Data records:
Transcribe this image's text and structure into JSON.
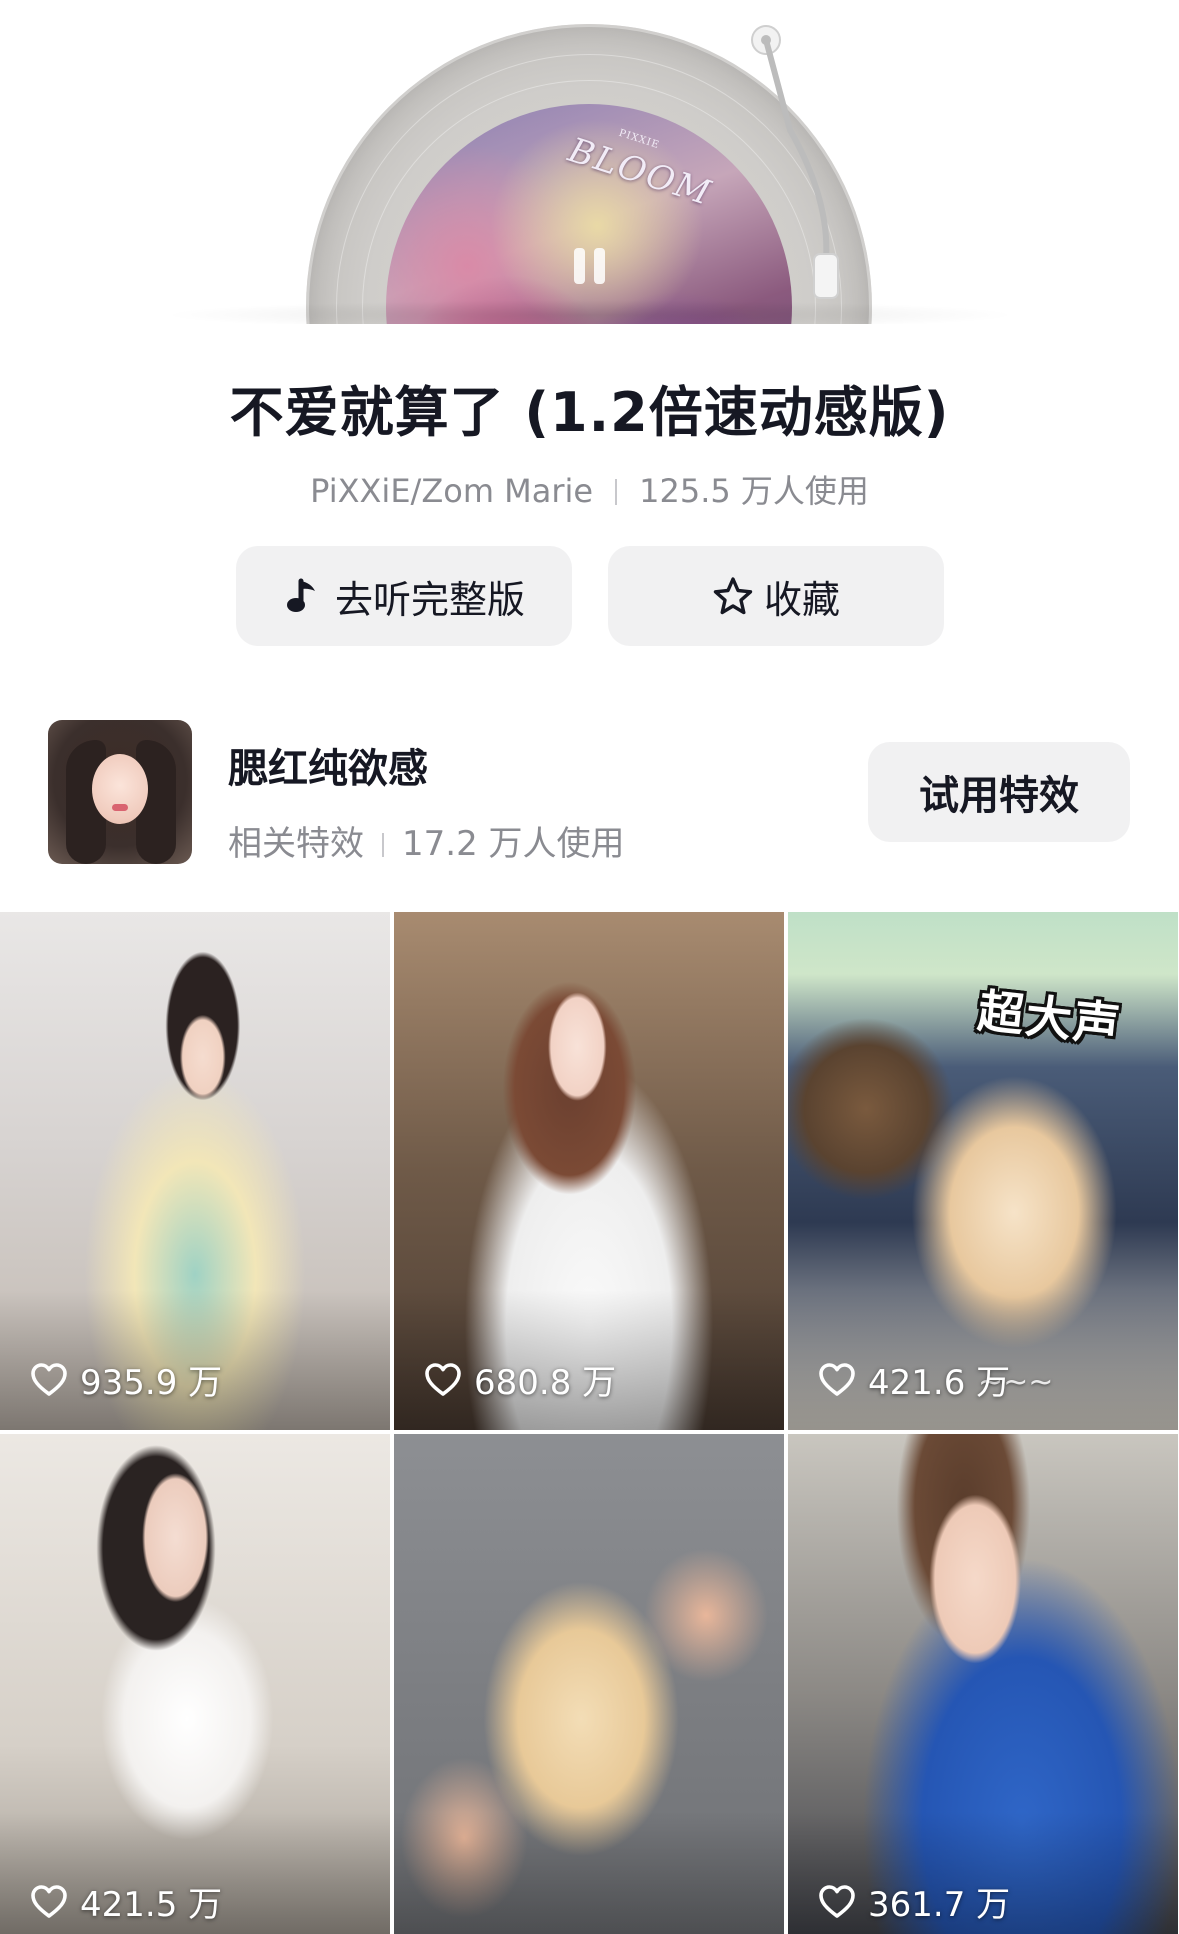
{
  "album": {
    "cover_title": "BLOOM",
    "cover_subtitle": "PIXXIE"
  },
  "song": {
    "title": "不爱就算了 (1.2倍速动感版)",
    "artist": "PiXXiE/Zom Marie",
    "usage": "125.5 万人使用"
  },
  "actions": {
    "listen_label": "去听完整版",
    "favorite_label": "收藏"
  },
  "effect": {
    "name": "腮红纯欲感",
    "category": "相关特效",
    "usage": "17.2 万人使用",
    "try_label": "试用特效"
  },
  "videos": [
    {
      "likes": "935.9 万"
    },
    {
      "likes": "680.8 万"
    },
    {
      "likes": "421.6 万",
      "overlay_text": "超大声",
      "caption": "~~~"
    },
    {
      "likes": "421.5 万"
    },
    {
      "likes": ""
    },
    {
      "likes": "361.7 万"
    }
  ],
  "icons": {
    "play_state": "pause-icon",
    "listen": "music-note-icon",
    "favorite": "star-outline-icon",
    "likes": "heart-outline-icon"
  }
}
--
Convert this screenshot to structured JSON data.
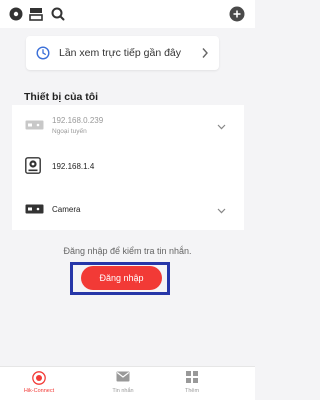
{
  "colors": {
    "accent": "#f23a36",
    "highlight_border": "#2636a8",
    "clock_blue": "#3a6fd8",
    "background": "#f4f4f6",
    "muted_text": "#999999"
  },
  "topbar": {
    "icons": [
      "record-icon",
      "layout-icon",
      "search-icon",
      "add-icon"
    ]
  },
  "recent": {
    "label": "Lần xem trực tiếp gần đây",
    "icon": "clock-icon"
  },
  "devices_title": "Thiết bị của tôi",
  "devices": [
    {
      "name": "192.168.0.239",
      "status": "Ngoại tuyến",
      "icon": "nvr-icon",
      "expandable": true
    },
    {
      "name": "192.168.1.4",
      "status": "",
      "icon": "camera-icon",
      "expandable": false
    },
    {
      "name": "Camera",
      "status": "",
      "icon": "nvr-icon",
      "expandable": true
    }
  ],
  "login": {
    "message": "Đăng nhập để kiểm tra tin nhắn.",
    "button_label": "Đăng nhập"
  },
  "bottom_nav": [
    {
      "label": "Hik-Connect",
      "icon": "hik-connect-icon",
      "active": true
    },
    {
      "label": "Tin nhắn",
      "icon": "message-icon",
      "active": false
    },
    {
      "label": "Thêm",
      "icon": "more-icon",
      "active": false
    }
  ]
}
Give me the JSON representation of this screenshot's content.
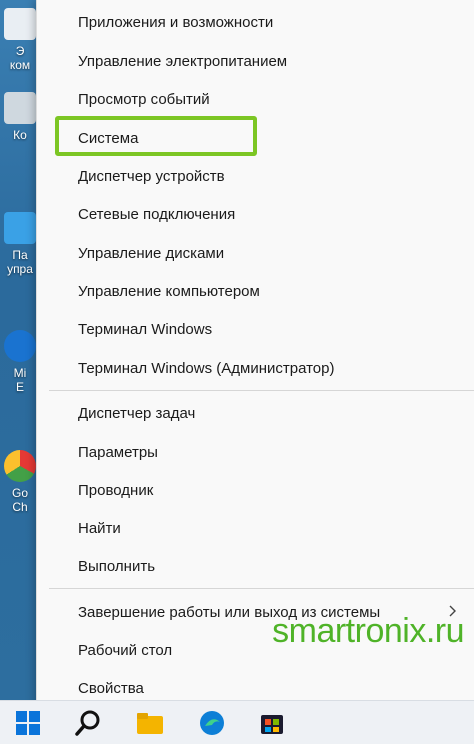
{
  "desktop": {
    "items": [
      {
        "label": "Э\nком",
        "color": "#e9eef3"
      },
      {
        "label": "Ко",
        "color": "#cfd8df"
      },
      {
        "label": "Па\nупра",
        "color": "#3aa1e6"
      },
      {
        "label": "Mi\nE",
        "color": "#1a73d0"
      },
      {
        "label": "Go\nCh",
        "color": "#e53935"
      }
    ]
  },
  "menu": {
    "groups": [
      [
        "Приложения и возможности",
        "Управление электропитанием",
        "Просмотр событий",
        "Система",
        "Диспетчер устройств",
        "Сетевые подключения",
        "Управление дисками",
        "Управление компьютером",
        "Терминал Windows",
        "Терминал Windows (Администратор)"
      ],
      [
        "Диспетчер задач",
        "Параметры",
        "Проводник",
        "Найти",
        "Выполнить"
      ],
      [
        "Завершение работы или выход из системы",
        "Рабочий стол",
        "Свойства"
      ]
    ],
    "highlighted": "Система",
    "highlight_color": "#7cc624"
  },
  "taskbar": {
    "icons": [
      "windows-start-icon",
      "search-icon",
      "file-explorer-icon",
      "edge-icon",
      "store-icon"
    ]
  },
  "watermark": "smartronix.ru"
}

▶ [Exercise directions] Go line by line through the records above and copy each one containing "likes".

▶ [Response area]
      "likes": "935.9 万"
      "likes": "680.8 万"
      "likes": "421.6 万",
      "likes": "421.5 万"
      "likes": ""
      "likes": "361.7 万"
    "likes": "heart-outline-icon"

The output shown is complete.